Entries from a dataset of interfaces:

== == ==

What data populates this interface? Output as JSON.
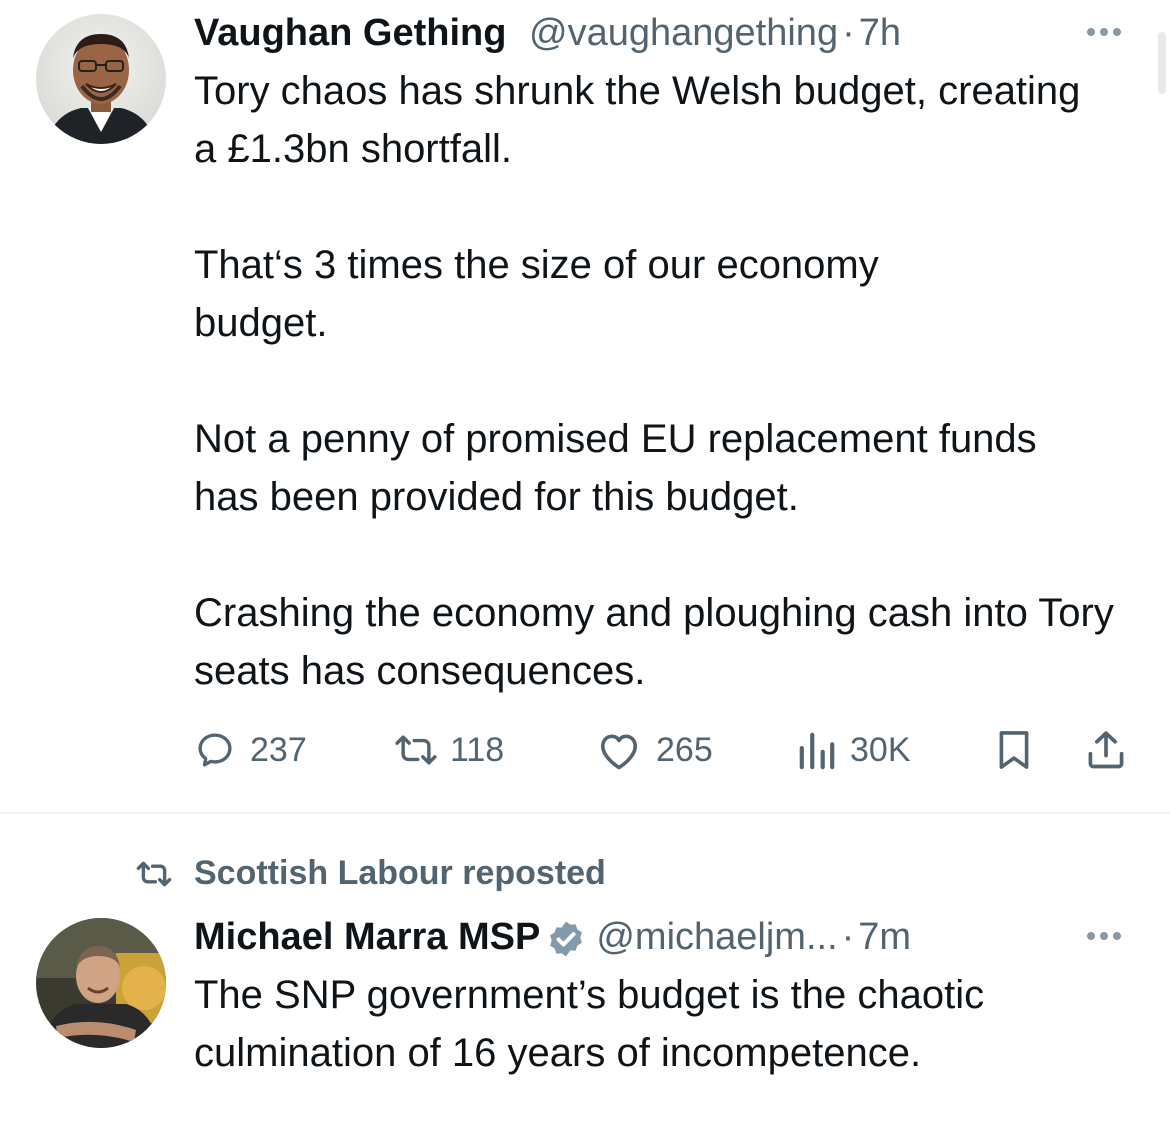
{
  "tweets": [
    {
      "author": {
        "name": "Vaughan Gething",
        "handle": "@vaughangething",
        "separator": "·",
        "time": "7h",
        "avatar_icon": "person-portrait-icon"
      },
      "paragraphs": [
        "Tory chaos has shrunk the Welsh budget, creating a £1.3bn shortfall.",
        "That‘s 3 times the size of our economy budget.",
        "Not a penny of promised EU replacement funds has been provided for this budget.",
        "Crashing the economy and ploughing cash into Tory seats has consequences."
      ],
      "stats": {
        "replies": "237",
        "reposts": "118",
        "likes": "265",
        "views": "30K"
      },
      "icons": [
        "reply-icon",
        "repost-icon",
        "like-icon",
        "views-icon",
        "bookmark-icon",
        "share-icon",
        "more-icon"
      ]
    },
    {
      "social_context": "Scottish Labour reposted",
      "author": {
        "name": "Michael Marra MSP",
        "handle": "@michaeljm...",
        "separator": "·",
        "time": "7m",
        "verified": true,
        "avatar_icon": "person-portrait-icon"
      },
      "paragraphs": [
        "The SNP government’s budget is the chaotic culmination of 16 years of incompetence."
      ]
    }
  ],
  "colors": {
    "text": "#0f1419",
    "secondary": "#536471",
    "divider": "#eff3f4",
    "verified_badge": "#829aab"
  }
}
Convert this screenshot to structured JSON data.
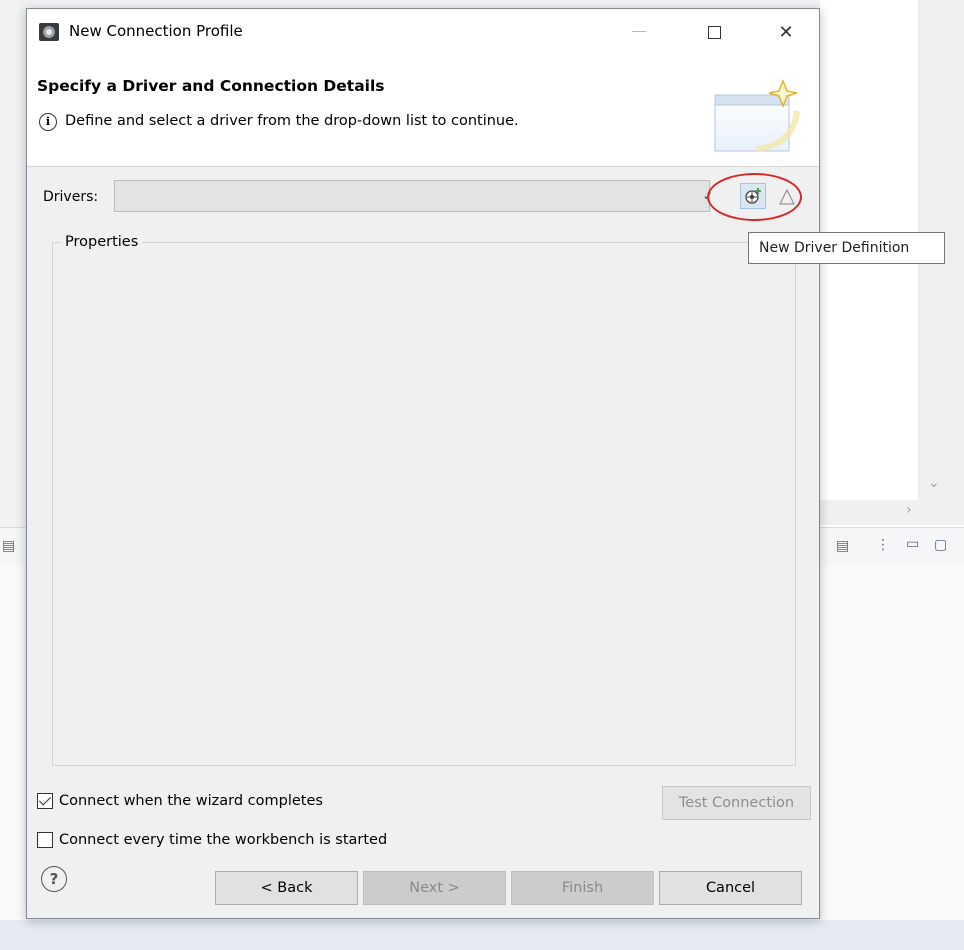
{
  "window": {
    "title": "New Connection Profile",
    "icons": {
      "app": "eclipse-connection-icon",
      "minimize": "minimize-icon",
      "maximize": "maximize-icon",
      "close": "close-icon"
    },
    "close_glyph": "✕"
  },
  "header": {
    "title": "Specify a Driver and Connection Details",
    "message": "Define and select a driver from the drop-down list to continue.",
    "info_glyph": "i"
  },
  "drivers": {
    "label": "Drivers:",
    "selected_value": "",
    "new_driver_tooltip": "New Driver Definition"
  },
  "properties": {
    "label": "Properties"
  },
  "options": {
    "connect_on_complete": {
      "label": "Connect when the wizard completes",
      "checked": true
    },
    "connect_on_startup": {
      "label": "Connect every time the workbench is started",
      "checked": false
    }
  },
  "test_connection_label": "Test Connection",
  "footer": {
    "help_glyph": "?",
    "back_label": "< Back",
    "next_label": "Next >",
    "finish_label": "Finish",
    "cancel_label": "Cancel"
  },
  "colors": {
    "annotation": "#d42a2a",
    "header_bg": "#ffffff",
    "dialog_bg": "#f0f0f0"
  }
}
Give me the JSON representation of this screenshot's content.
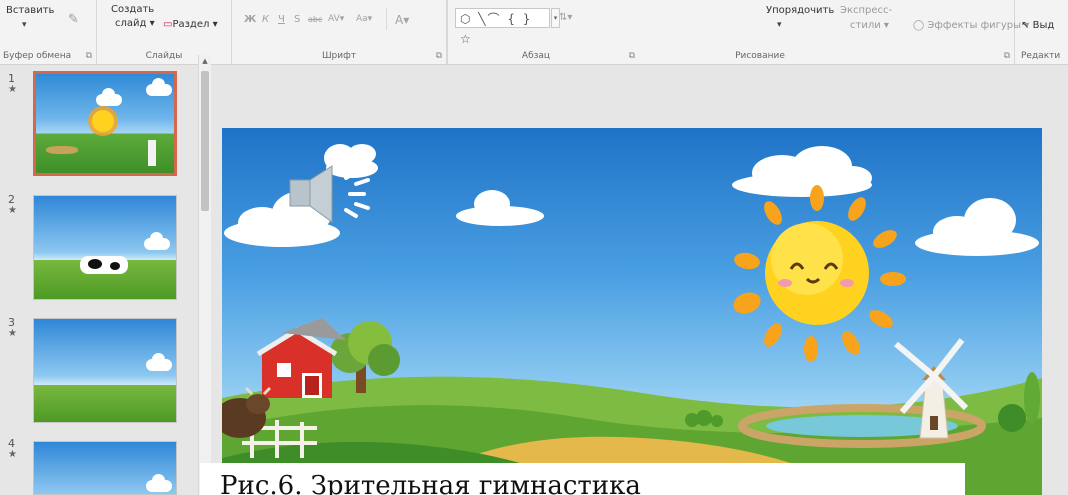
{
  "ribbon": {
    "paste_label": "Вставить",
    "new_slide_line1": "Создать",
    "new_slide_line2": "слайд",
    "section_label": "Раздел",
    "groups": {
      "clipboard": "Буфер обмена",
      "slides": "Слайды",
      "font": "Шрифт",
      "paragraph": "Абзац",
      "drawing": "Рисование",
      "editing": "Редакти"
    },
    "font_buttons": [
      "Ж",
      "К",
      "Ч",
      "S",
      "abc",
      "AV",
      "Aa",
      "A"
    ],
    "arrange_label": "Упорядочить",
    "quick_styles_line1": "Экспресс-",
    "quick_styles_line2": "стили",
    "shape_effects_label": "Эффекты фигуры",
    "select_label": "Выд",
    "shapes_gallery": "⬡ ╲⌒ { } ☆"
  },
  "thumbnails": [
    {
      "number": "1",
      "star": "★"
    },
    {
      "number": "2",
      "star": "★"
    },
    {
      "number": "3",
      "star": "★"
    },
    {
      "number": "4",
      "star": "★"
    }
  ],
  "caption": "Рис.6. Зрительная гимнастика",
  "colors": {
    "active_thumb_border": "#d2694c",
    "sun": "#ffd21f",
    "sun_ray": "#f7a41c",
    "barn": "#d9302a",
    "sky_top": "#1f73c7"
  },
  "icons": {
    "speaker": "speaker-icon"
  }
}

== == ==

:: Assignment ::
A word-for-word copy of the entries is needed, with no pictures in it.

:: The completed task ::
What data populates this interface? Output as JSON.
{
  "tweets": [
    {
      "author": {
        "name": "Vaughan Gething",
        "handle": "@vaughangething",
        "separator": "·",
        "time": "7h",
        "avatar_icon": "person-portrait-icon"
      },
      "paragraphs": [
        "Tory chaos has shrunk the Welsh budget, creating a £1.3bn shortfall.",
        "That‘s 3 times the size of our economy budget.",
        "Not a penny of promised EU replacement funds has been provided for this budget.",
        "Crashing the economy and ploughing cash into Tory seats has consequences."
      ],
      "stats": {
        "replies": "237",
        "reposts": "118",
        "likes": "265",
        "views": "30K"
      },
      "icons": [
        "reply-icon",
        "repost-icon",
        "like-icon",
        "views-icon",
        "bookmark-icon",
        "share-icon",
        "more-icon"
      ]
    },
    {
      "social_context": "Scottish Labour reposted",
      "author": {
        "name": "Michael Marra MSP",
        "handle": "@michaeljm...",
        "separator": "·",
        "time": "7m",
        "verified": true,
        "avatar_icon": "person-portrait-icon"
      },
      "paragraphs": [
        "The SNP government’s budget is the chaotic culmination of 16 years of incompetence."
      ]
    }
  ],
  "colors": {
    "text": "#0f1419",
    "secondary": "#536471",
    "divider": "#eff3f4",
    "verified_badge": "#829aab"
  }
}
Convert this screenshot to structured JSON data.
{
  "window": {
    "title": "New Connection Profile",
    "icons": {
      "app": "eclipse-connection-icon",
      "minimize": "minimize-icon",
      "maximize": "maximize-icon",
      "close": "close-icon"
    },
    "close_glyph": "✕"
  },
  "header": {
    "title": "Specify a Driver and Connection Details",
    "message": "Define and select a driver from the drop-down list to continue.",
    "info_glyph": "i"
  },
  "drivers": {
    "label": "Drivers:",
    "selected_value": "",
    "new_driver_tooltip": "New Driver Definition"
  },
  "properties": {
    "label": "Properties"
  },
  "options": {
    "connect_on_complete": {
      "label": "Connect when the wizard completes",
      "checked": true
    },
    "connect_on_startup": {
      "label": "Connect every time the workbench is started",
      "checked": false
    }
  },
  "test_connection_label": "Test Connection",
  "footer": {
    "help_glyph": "?",
    "back_label": "< Back",
    "next_label": "Next >",
    "finish_label": "Finish",
    "cancel_label": "Cancel"
  },
  "colors": {
    "annotation": "#d42a2a",
    "header_bg": "#ffffff",
    "dialog_bg": "#f0f0f0"
  }
}
Give me the JSON representation of this screenshot's content.
{
  "ribbon": {
    "paste_label": "Вставить",
    "new_slide_line1": "Создать",
    "new_slide_line2": "слайд",
    "section_label": "Раздел",
    "groups": {
      "clipboard": "Буфер обмена",
      "slides": "Слайды",
      "font": "Шрифт",
      "paragraph": "Абзац",
      "drawing": "Рисование",
      "editing": "Редакти"
    },
    "font_buttons": [
      "Ж",
      "К",
      "Ч",
      "S",
      "abc",
      "AV",
      "Aa",
      "A"
    ],
    "arrange_label": "Упорядочить",
    "quick_styles_line1": "Экспресс-",
    "quick_styles_line2": "стили",
    "shape_effects_label": "Эффекты фигуры",
    "select_label": "Выд",
    "shapes_gallery": "⬡ ╲⌒ { } ☆"
  },
  "thumbnails": [
    {
      "number": "1",
      "star": "★"
    },
    {
      "number": "2",
      "star": "★"
    },
    {
      "number": "3",
      "star": "★"
    },
    {
      "number": "4",
      "star": "★"
    }
  ],
  "caption": "Рис.6. Зрительная гимнастика",
  "colors": {
    "active_thumb_border": "#d2694c",
    "sun": "#ffd21f",
    "sun_ray": "#f7a41c",
    "barn": "#d9302a",
    "sky_top": "#1f73c7"
  },
  "icons": {
    "speaker": "speaker-icon"
  }
}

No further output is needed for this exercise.